In his conversation with Ellen Degeneres, Lin-Manuel Miranda also mentioned his lighting of a lamp. As Jack is a lamplighter, Miranda had to work with live fire during plenty of his scenes as well. The trailers for Mary Poppins Returns tease a big song and dance number with the lamplighters, a la "Step In Time" from the 1964 original. It's clear that Disney is pulling out all the stops for the highly anticipated sequel, with performers like Lin-Manuel Miranda balancing a ton of responsibilities to bring the movie to life.

Jack's bicycle is clearly a macguffin that's going to be used a variety of times throughout Mary Poppins Returns, as shots from the marketing material also reveal a wild ride that Jack takes the three Banks children (and Mary!) on. Just check it out below.

Lin Manuel riding a bike with the cast

Of course, Lin-Manuel Miranda has some very big shoes to fill, as he's occupying the space held by the great Dick Van Dyke in Mary Poppins. His iconic character Bert isn't set to appear in Mary Poppins Returns, likely due to Van Dyke's age, and the juxtaposition that would have to Emily Blunt's ageless Mary. But Miranda plays Jack, a protegee of Bert's who helps her guide the Banks children during her second visit to Cherry Tree Lane.

Luckily, Dick Van Dyke is still going to be included in the upcoming sequel. But rather than reprising his role as Bert in Mary Poppins Returns, he'll actually be playing Mr. Dawes Jr., the chairman of Fidelity Fiduciary Bank. Banks played Dawes Sr. in the original film, with the help of old age makeup and a favor by Walt Disney himself. With Van Dyke still included in the cast, he seems to passing the torch (or kite, as the case my be) to another actor.

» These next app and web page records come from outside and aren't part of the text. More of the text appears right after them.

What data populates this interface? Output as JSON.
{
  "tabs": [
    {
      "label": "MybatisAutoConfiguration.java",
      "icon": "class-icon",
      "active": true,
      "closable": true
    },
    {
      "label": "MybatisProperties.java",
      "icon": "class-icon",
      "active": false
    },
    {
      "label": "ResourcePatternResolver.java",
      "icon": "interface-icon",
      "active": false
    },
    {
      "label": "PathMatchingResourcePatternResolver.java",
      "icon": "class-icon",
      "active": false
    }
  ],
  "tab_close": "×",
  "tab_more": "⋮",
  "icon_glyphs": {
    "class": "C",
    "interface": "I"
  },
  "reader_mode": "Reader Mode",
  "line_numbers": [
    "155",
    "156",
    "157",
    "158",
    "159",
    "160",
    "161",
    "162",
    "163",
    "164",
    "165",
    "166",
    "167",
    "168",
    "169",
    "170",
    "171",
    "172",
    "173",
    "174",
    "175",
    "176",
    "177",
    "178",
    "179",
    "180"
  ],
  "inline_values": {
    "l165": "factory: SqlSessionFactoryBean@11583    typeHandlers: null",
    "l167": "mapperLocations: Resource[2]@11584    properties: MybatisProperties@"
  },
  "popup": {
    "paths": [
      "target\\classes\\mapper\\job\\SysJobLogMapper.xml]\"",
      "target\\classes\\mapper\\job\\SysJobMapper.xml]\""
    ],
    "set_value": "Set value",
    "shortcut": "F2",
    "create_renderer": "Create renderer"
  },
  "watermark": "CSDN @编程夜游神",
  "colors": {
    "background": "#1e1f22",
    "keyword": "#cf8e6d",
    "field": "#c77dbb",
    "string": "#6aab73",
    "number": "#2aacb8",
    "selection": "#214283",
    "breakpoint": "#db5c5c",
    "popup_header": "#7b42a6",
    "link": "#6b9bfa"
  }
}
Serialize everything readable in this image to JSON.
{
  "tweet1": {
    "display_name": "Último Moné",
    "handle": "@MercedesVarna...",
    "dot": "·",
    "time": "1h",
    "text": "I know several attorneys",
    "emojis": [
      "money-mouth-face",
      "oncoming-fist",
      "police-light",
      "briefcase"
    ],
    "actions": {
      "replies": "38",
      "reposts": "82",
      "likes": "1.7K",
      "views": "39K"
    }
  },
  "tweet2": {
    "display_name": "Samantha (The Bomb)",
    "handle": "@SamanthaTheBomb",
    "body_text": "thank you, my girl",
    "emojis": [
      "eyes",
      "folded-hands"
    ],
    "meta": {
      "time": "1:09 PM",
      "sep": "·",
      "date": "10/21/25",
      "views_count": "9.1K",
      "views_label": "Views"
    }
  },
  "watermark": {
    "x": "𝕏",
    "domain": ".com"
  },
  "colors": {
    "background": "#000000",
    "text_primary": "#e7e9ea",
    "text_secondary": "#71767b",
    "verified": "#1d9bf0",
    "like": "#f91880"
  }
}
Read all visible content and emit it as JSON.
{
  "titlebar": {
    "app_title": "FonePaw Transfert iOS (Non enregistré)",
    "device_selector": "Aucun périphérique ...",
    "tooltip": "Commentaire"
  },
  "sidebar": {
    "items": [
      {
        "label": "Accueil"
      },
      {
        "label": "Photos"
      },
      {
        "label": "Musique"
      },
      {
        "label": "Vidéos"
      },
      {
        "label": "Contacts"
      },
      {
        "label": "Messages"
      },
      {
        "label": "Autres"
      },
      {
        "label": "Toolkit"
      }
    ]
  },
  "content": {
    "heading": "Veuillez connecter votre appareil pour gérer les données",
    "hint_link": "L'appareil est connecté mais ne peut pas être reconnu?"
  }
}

Like Bert in the first film, it seems that Lin-Manuel Miranda's Jack will likely be a major presence in Mary Poppins Returns. In addition to his giant pyrotechnic dance number with the lamplighters, Jack will also be around for some of the sequel's biggest adventures. This includes the highly anticipated animated sequence, which will feature the return of the first film's dancing penguins. It should be interesting to see if he's also got a romantic flirtation with Mary like Bert, or if his affections are aimed somewhere else.

While Lin-Manuel Miranda is an acclaimed composer who has won awards for both of his Broadway musicals, he actually doesn't have a hand in writing the new songs for Mary Poppins Returns. That honor goes to Hairspray scribe Marc Shaiman, allowing Miranda to fully focus on his role as an actor in the new sequel. But fear not Hamilton fans, he'll be doing some form of rapping in Mary Poppins Returns.

The pressure is on for everyone involved to deliver with Mary Poppins Returns. The original 1964 movie is a beloved piece of moviemaking, and has been passed down across the generations. A sequel is a lofty goal, but luckily director Rob Marshall seems to be a major fan of the first film. So while the musical numbers and Emily Blunt's performance will no doubt be compared to Julie Andrews' beloved movie, the reverence and appreciation for the first Mary Poppins is there.

Mary Poppins Returns picks up on Jane and Michael Banks, who have grown into adults since we last saw them. Following a family tragedy, Mary Poppins comes back to Cherry Tree Lane in order to look out for the children of the family-- all of them. Like many Disney movies, this tragedy is the loss of a parent- Michael's wife and the mother of his three children. So bring your tissues and prepare for the musical numbers.

All will be revealed when Mary Poppins Returns arrives in theaters on December 19th. In the meantime, check out our 2019 release list to plan your trips to the movies in the New Year.

Corey Chichizola

Corey was born and raised in New Jersey. Double majored in theater and literature during undergrad. After working in administrative theater for a year in New York, he started as the Weekend Editor at CinemaBend. He's since been able to work himself up to reviews, phoners, and press junkets-- and is now able to appear on camera with some of his famous actors... just not as he would have predicted as a kid.